It has been fascinating learning about the moonshine history in our area as well as getting to know the original Thunder Road a little better through newspaper articles, talking with people with ties to it, reading books, and watching the original Robert Mitchum movie called Thunder Road. The original route made famous in the Thunder Road movie theme song is from Harlan, KY to Bearden TN.
Jim and I had never been to Harlan, KY — where it all began. It was a beautiful day and it was time for a road trip. I had two destinations in mind: Twila, KY and Harlan, KY. Harlan is obvious. Twila, not so much.
Roarin’ out of Harlan, revvin’ up his mill
He shot the gap at Cumberland, and screamed by Maynordsville
Return to Thunder Road – The Book
The book, Return to Thunder Road, The Story Behind the Legend, 2nd Edition, by Alex Gabbard, is a wonderful source for lots of detail about the moonshine era. It answered a lot of questions I had.

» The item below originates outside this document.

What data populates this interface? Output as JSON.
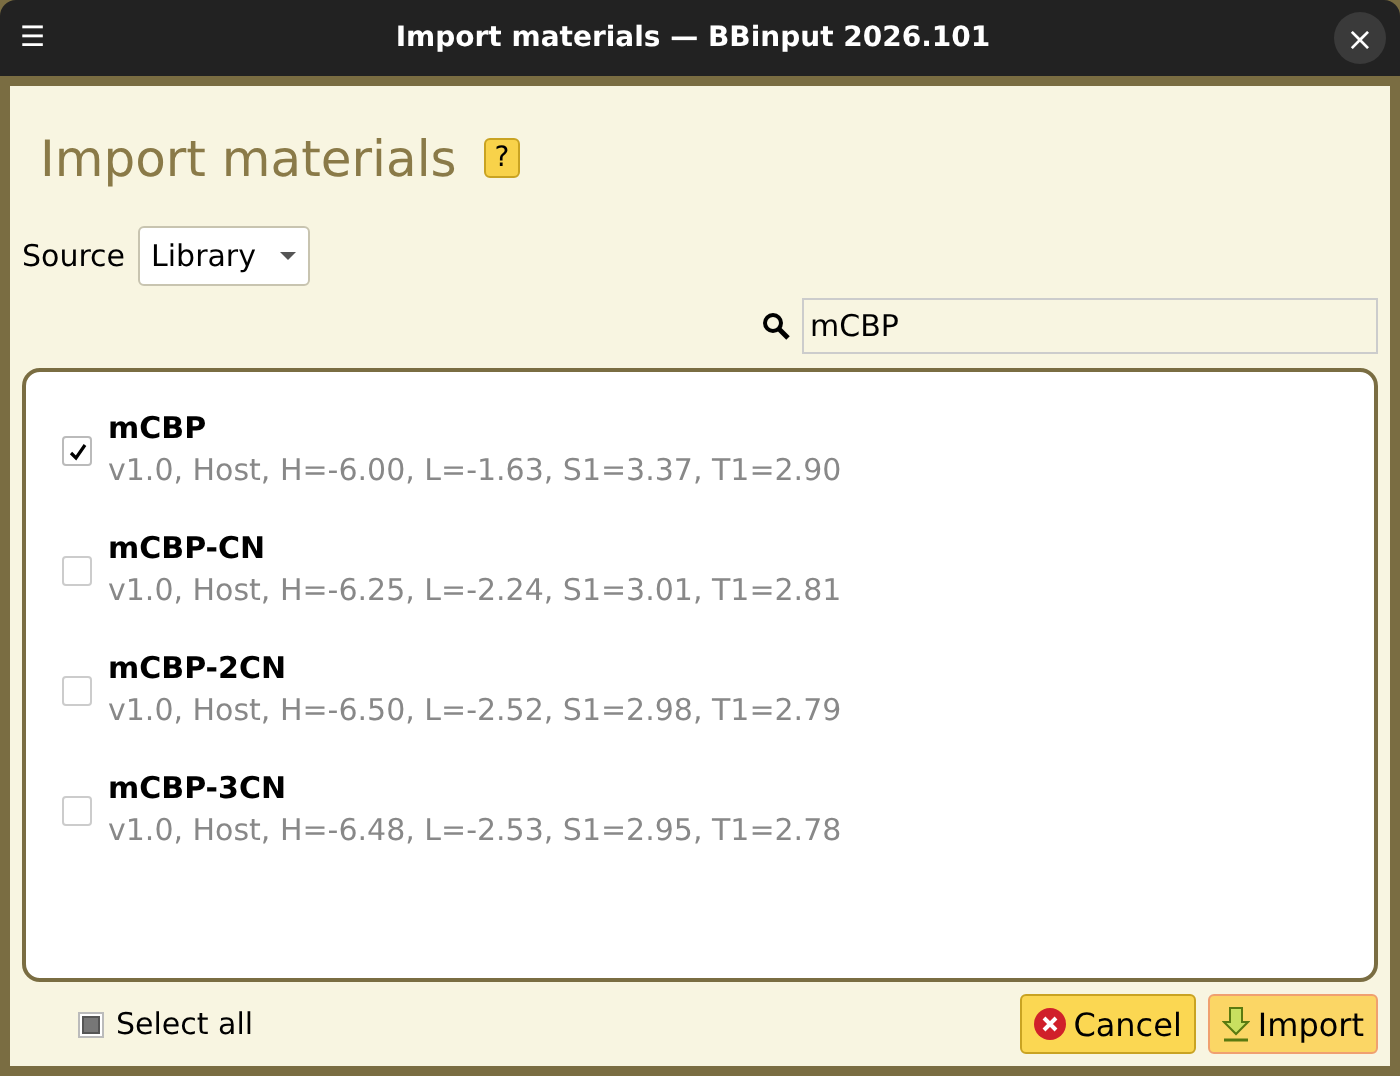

For example, in the Thunder Road movie, when they were in pursuit by the law, they flipped a switch in the car and drained out the illegal alcohol from the large, concealed holding tank. In actuality, these holding tanks were quite rare. Most moonshine was stored in bottles and packed in boxes or crates in the back seat and trunk of the vehicles.
Now, back to Twila. The real-life moonshiner that the movie Thunder Road was about was nicknamed “Tweedle-O-Twill”. The Alex Gabbard book says that the movie folks did not feel that they could use that nickname because it was also the name of a popular song of the time by Gene Autry, so they used “Whip-Poor-Will” instead. And the book goes on to conjecture that the Nickname “Tweedle-O-Twill” may have come from Twila, Ky where Tweedle-O-Twill came from — a stone’s throw from Harlan. That is why we had to visit Twila, KY.
If you look at it on a map, the road to Twila KY dead ends. And reality is no different. It is the end of the road for many of the poor people that live there — both literally and figuratively. Some homes were taken care of with great pride. Others were cluttered with junk collected over a lifetime and overrun with weeds. I did not take any photos of the homes. The pictures could not do them justice.
I could easily imagine why someone from Twila would get involved with hauling moonshine. It was good money. Yes, there was risk involved, but when you lived in Twila, there were not many options. Visiting Twila made this very clear.
Coal Mining – a Livelihood
This is coal mining country. Still is to a much lesser degree. We saw strip mining in places. But back in the day, it was everyone’s livelihood — especially in Twila and Harlan. Just last week, I talked with two people from around here in Maynardville, whose fathers worked in the coal mines. Both ended up getting black lung disease.
We later saw monuments to the coal miners in Harlan, KY who gave their lives pursuing their profession. Some years, more than 20 lives were lost. Most years, lives were lost. Comparing monuments in the town square of Harlan, it became quite obvious that many, many more Harlan County lives were lost in mining accidents than were lost in the World Wars.
More recently, many of the strip mines have been converted to reclaimed land. We passed one expansive Off-Road vehicle area called Wilderness Trail Off-Road Park along the way (directions), that offered recreational opportunities for ATV’s, motorcycles and road bikes.
Our visit to Harlan was not what I expected. It was and is the county seat. I guess that explains a lot. It was a much bigger town than I expected. There were many town blocks, not just one main street. And lawyers in every storefront surrounding the Courthouse.
It had seen better days. I can only imagine what it was like back in the 40’s and 50’s. I bet it was a happening place.
I have a thing for barber shops in small towns. I absolutely MUST look in their windows. There is always a little surprise. This one was no exception. Note the camouflage barber chair seat cover. Place was as clean as could be.
Plan a Day Trip
We took this trip last week around the first week of October. The trees had not turned yet. There is still time to jump in the car and make a day trip out to visit some history and enjoy the fall colors.
Life is an Adventure!